Lowry said: ‘A standard approach will need to be agreed that provides a valid and reliable measure of circadian effects sufficient to safeguard occupants’ wellbeing.’
A number of papers at the Technical Symposium remarked on the effectiveness of energy-performance contracting in improving build quality.
As part of an energy performance contract, Imtech energy manager Tony Cookson looked at the energy-saving technologies installed at 12 North West Ambulance Service stations. Before assessing the energy-saving measures, historic consumption data was gathered to determine the baseline for each site and identify uncertainties or anomalies.
Cookson said they first addressed ways to reduce demand for energy – for example, with insulation or by improving controls – before looking at more energy-efficient equipment, such as high-efficiency boilers and LEDs. The final step was considering renewable technologies.
After the cost and payback period was identified for each measure, Imtech discerned the most effective set.
‘It’s important to adopt a range of energy-saving measures across electrical and gas technologies, to ensure a lower-risk profile should one technology fail to deliver the required savings,’ said Cookson.
Although the micro combined heat and power (CHP) system and electronic thermostatic radiator valves (TRVs) didn’t produce the expected savings, measures such as LED lighting, free cooling and the solar PV ensured a 28% annual gas reduction, 41% electricity reduction, and £179,000 of annual savings, with a payback of 6.5 years. CO2 was also cut by 6,000 tonnes.
It is impossible, in these few pages, to adequately convey the depth of excellent research at the 2018 Technical Symposium, so the CIBSE Journal will present the best papers in more detail over the next 12 months.

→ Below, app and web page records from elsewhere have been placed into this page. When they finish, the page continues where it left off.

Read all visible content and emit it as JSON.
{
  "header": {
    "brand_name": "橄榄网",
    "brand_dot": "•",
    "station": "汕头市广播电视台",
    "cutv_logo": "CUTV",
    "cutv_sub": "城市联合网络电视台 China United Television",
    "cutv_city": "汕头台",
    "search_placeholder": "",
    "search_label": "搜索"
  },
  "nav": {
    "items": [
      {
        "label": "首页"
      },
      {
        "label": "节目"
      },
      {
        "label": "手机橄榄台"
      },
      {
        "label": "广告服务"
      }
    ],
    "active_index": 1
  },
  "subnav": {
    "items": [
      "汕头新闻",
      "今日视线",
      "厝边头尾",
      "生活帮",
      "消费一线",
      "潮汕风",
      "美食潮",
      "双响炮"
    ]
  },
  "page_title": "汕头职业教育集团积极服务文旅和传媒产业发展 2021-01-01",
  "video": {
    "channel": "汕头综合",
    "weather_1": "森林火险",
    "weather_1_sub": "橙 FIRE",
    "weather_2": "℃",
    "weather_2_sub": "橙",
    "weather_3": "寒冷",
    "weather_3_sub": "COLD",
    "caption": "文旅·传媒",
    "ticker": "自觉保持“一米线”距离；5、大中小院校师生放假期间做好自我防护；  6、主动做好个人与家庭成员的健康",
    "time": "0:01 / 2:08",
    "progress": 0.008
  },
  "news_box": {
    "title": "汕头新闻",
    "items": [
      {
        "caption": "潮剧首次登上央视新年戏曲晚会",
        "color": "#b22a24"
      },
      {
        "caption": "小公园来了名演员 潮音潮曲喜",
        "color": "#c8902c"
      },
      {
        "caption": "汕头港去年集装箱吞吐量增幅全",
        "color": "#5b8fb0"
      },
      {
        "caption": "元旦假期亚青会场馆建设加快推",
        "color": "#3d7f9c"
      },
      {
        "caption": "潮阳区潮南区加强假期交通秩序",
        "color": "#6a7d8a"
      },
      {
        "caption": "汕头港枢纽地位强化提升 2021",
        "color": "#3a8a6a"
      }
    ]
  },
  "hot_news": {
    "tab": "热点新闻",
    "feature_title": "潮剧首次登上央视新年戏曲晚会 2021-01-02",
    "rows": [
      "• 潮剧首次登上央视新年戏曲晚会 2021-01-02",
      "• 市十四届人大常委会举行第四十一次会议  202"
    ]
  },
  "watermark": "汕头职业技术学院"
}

In the meantime, catch up on the slide presentations here.
View from the Chair – Tim Dwyer
One of the privileges of chairing the CIBSE Technical Symposium is that I am able to see the development of the abstracted thoughts of contributors through to the final posters, papers and presentations.
A downside of being a hands-on chair is that I am rarely able to concentrate on many of the 70-plus presenters as they share and debate their ideas with delegates.
However, there were some sessions where I was so transfixed by the discourse that, for a few minutes at least, I neglected my formal duties and reverted to being an absorbed delegate.
If one has even the slightest interest in a particular topic or sub-discipline, then there is little more captivating than the spectacle of an expert who has inhabited their specialist realm for months – if not years – bursting forth.
The speaker’s ability to entertain, inform and challenge are skills that entwine and offer an essential triumvirate that, from my fragmentary view of the presentations, are attributes that do not necessarily relate to age, life experience, gender, physique or, indeed, subject matter or length of delivery.
We were fortunate in attracting numerous skilled presenters, one of whom was recognised with the honour of being voted by delegates as having provided the most effective delivery of material – congratulations to Mike Page, of the University of Hertfordshire.
But the joy was that the CIBSE Technical Symposium 2018 offered a platform for numerous, extraordinarily effective and knowledgeable presenters, who have now inspired more than 250 delegates to explore, question, research, develop, apply and communicate with others – so that we can further stretch the envelope to deliver sustainable future environments.
■ Tim Dwyer is chair of the Technical Symposium planning committee and technical editor of the CIBSE Journal